is that a critic claiming to speak for science ignores scientific criteria in
favor of moral criteria in constructing his criticisms.”
Rind, B., Bauserman, R. & Tromovitch, Ph., Science
versus orthodoxy: Anatomy of
the congressional condemnation of a scientific article and reflections on
remedies for future ideological attacks' in:
Applied & Preventive Psychology 9:211-225 (2000).
this article, we detail the chronology behind the attacks. Then we discuss the
science behind our meta-analysis, showing that the attacks were specious and
that our study employed sound science, advancing the field considerably by close
attention to issues of external, internal, and construct validity, as well as
precision and objectivity.
discuss orthodoxies and moral panics more generally, arguing that our article
was attacked as vehemently as it was because it collided with a powerful, but
socially constructed orthodoxy that has evolved over the last quarter
children's resilience is not always welcome. When industries depend economically
or ideologically on the harmfulness of early experiences, evidence for
resilience may be more of a threat than a relief. Economic and ideological

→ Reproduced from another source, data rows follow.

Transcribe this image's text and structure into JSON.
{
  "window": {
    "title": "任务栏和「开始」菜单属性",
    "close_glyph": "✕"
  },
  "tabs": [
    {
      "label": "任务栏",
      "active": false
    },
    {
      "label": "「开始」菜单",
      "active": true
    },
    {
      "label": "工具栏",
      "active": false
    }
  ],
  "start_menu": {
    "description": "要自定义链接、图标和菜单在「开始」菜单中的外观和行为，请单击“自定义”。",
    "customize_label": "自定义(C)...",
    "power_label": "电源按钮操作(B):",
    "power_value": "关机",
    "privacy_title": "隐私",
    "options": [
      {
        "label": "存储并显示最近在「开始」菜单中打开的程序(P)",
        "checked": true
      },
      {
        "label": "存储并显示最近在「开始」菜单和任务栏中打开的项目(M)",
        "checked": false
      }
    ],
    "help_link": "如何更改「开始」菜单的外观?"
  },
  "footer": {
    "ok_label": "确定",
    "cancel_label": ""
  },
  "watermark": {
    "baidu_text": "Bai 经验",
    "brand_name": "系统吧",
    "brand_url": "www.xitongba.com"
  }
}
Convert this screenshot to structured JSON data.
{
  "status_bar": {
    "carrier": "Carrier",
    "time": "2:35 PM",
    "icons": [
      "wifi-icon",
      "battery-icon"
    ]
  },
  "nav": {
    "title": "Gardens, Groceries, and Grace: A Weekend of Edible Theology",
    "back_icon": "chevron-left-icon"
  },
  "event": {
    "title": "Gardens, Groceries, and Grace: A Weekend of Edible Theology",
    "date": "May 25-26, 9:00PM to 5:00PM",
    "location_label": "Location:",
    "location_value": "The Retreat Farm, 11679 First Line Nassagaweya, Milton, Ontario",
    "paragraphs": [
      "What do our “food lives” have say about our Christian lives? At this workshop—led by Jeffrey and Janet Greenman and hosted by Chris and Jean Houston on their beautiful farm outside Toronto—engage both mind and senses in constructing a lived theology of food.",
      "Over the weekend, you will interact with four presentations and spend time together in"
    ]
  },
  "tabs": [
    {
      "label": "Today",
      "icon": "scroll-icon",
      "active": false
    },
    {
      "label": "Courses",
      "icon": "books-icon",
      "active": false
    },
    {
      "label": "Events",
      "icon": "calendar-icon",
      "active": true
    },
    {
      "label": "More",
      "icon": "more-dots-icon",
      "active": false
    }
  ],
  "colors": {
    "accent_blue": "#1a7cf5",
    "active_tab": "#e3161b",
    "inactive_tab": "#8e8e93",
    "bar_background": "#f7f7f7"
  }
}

interests have shaped current thinking on CSA over the last 25 years and have
become integral to treatment of it as a social problem. This clarifies the poor
scientific quality and essentially moral nature of the attacks against our
meta-analysis. The intensity of the attacks reflects the strength and scope of
the economic and ideological interests”